University Letter

UND's faculty and staff newsletter

Pulitzer Prize winner speaks on “What Is an American?: A Revolutionary Era Question” on April 13

In the midst of the American Revolution, the French-American writer St. John de Crevecoeur famously asked the question, “What is an American?” His answer opened a debate that would last for decades.

Edward J. Larson, a Pulitzer Prize-winning author and Pepperdine University Hugh & Hazel Darling Chair in Law, will speak from his new book, “American Inheritance: Liberty and Slavery in the Birth of a Nation, 1765-1795” (W.W. Norton, 2023) on Thursday, April 13, at 7 p.m. in the Memorial Union, Room 340.

His presentation, “What Is an American?: A Revolutionary Era Question,” is part of the Robert P. Wilkins Lecture Series hosted by the Department of History & American Indian Studies.

Light refreshments will be served following the lecture. Free parking is available in the parking ramp adjacent to the Memorial Union. Remote participation via Zoom is available with advance registration.

About Edward J. Larson

Larson holds the Hugh and Hazel Darling Chair in Law and is University Professor of History at Pepperdine University. He has lectured on all seven continents and taught at Stanford Law School, University of Melbourne, Leiden University and the University of Georgia, where he chaired the History Department. Prior to becoming a professor, Larson practiced law in Seattle and served as counsel for the U.S. House of Representatives in Washington, DC.

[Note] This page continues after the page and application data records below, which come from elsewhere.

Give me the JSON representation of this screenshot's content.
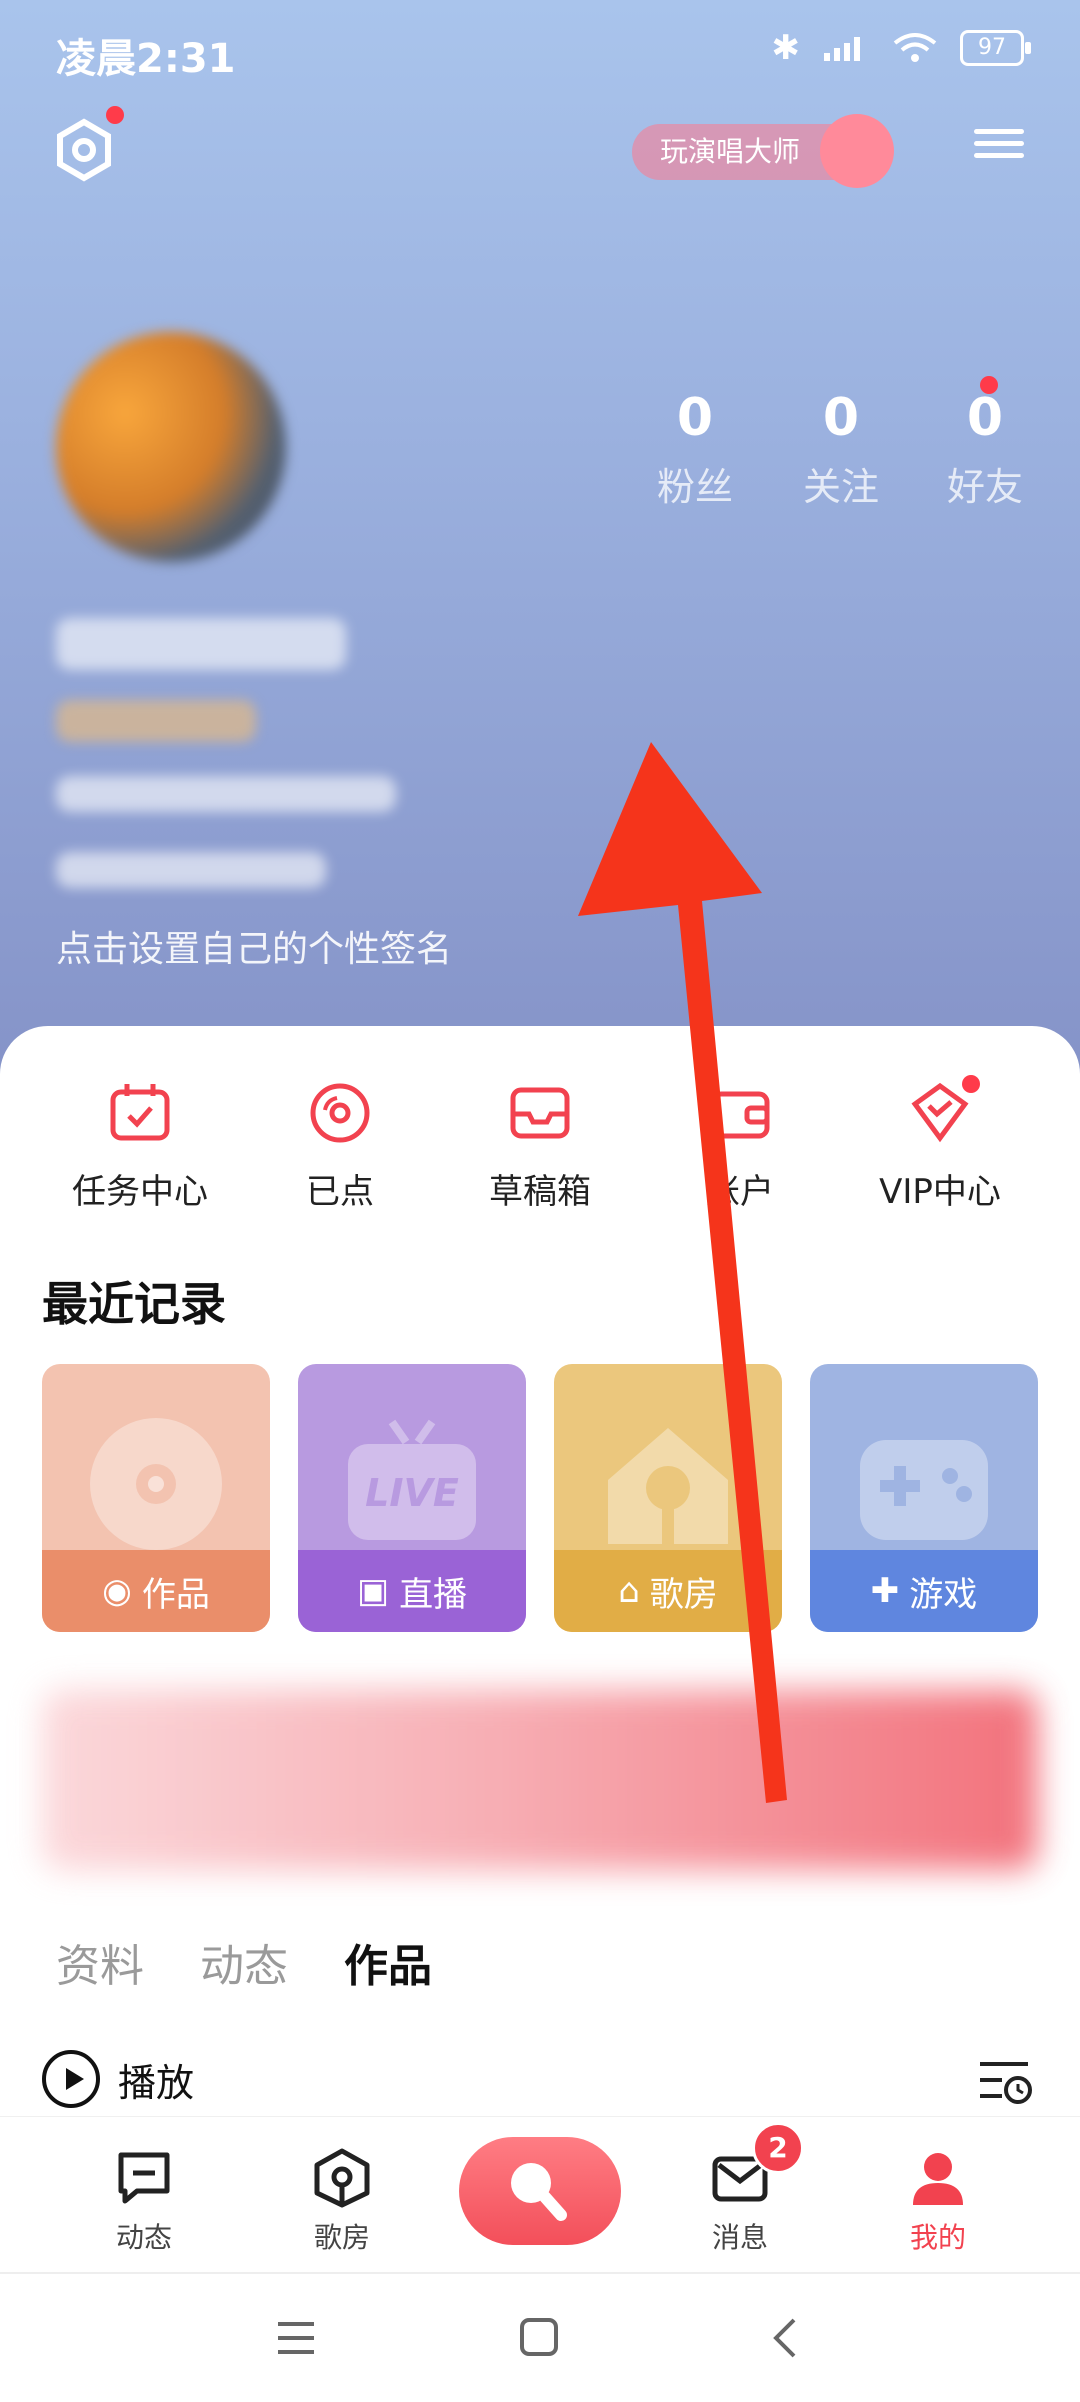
{
  "status": {
    "time": "凌晨2:31",
    "battery": "97"
  },
  "header": {
    "master_label": "玩演唱大师"
  },
  "stats": [
    {
      "value": "0",
      "label": "粉丝"
    },
    {
      "value": "0",
      "label": "关注"
    },
    {
      "value": "0",
      "label": "好友"
    }
  ],
  "profile": {
    "signature_prompt": "点击设置自己的个性签名"
  },
  "quick_actions": [
    {
      "label": "任务中心"
    },
    {
      "label": "已点"
    },
    {
      "label": "草稿箱"
    },
    {
      "label": "账户"
    },
    {
      "label": "VIP中心"
    }
  ],
  "recent": {
    "title": "最近记录",
    "tiles": [
      {
        "label": "作品",
        "color": "#f3c3b0",
        "bar": "#ea8e6a"
      },
      {
        "label": "直播",
        "color": "#b89ae0",
        "bar": "#9a63d6"
      },
      {
        "label": "歌房",
        "color": "#ebc77d",
        "bar": "#e1ad46"
      },
      {
        "label": "游戏",
        "color": "#9fb4e2",
        "bar": "#5f86df"
      }
    ]
  },
  "tabs": [
    {
      "label": "资料"
    },
    {
      "label": "动态"
    },
    {
      "label": "作品"
    }
  ],
  "play": {
    "label": "播放"
  },
  "nav": [
    {
      "label": "动态"
    },
    {
      "label": "歌房"
    },
    {
      "label": "消息",
      "badge": "2"
    },
    {
      "label": "我的"
    }
  ],
  "colors": {
    "accent": "#f2424f",
    "arrow": "#f5341b"
  }
}
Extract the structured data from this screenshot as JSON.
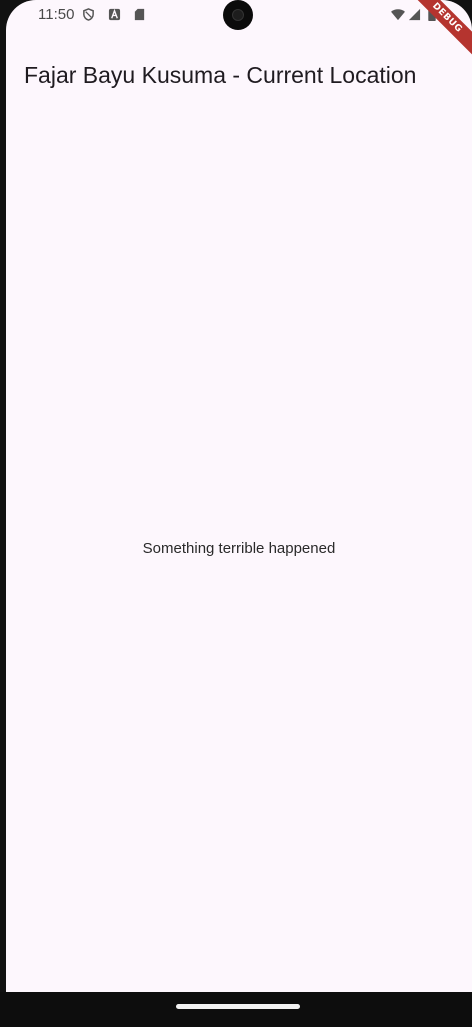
{
  "status_bar": {
    "time": "11:50",
    "left_icons": [
      "shield-icon",
      "a-badge-icon",
      "sd-card-icon"
    ],
    "right_icons": [
      "wifi-icon",
      "signal-icon",
      "battery-icon"
    ]
  },
  "debug_banner": {
    "label": "DEBUG"
  },
  "app_bar": {
    "title": "Fajar Bayu Kusuma - Current Location"
  },
  "body": {
    "message": "Something terrible happened"
  },
  "colors": {
    "background": "#fdf7fd",
    "text": "#1f1b20",
    "debug_banner": "#b5342f"
  }
}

Recipient of the Pulitzer Prize in History and numerous other awards for writing and teaching, Larson is the author or co-author of 14 books and over 100 published articles.

About the Wilkins Lecture Series

The Robert P. Wilkins Lecture Series was established by the UND Department of History (now the Department of History and American Indian Studies) as a tribute to the long service, dedication to teaching and intellectual curiosity of Professor Robert P. Wilkins (1914-1998).

Wilkins, who earned degrees from Indiana University and West Virginia University, joined the UND History Department in 1945, where he offered courses in Ancient, Medieval, Modern European, American and Canadian history, and also developed a series of courses on popular culture, particularly in the area of American popular music. His wife, Wynona, taught French. He taught at the University of Oklahoma during a 1962 leave of absence and in 1964 took a position at Marshall University. He returned to UND in 1967 to teach and to be editor of North Dakota Quarterly, developing it into one of the region’s premier academic journals. He specialized in North Dakota history, and he and Wynona authored North Dakota: A Bicentennial History. He retired in 1981 and continued to conduct research and publish. For a full decade after his retirement, he volunteered to teach at least one class each semester. He died in 1998.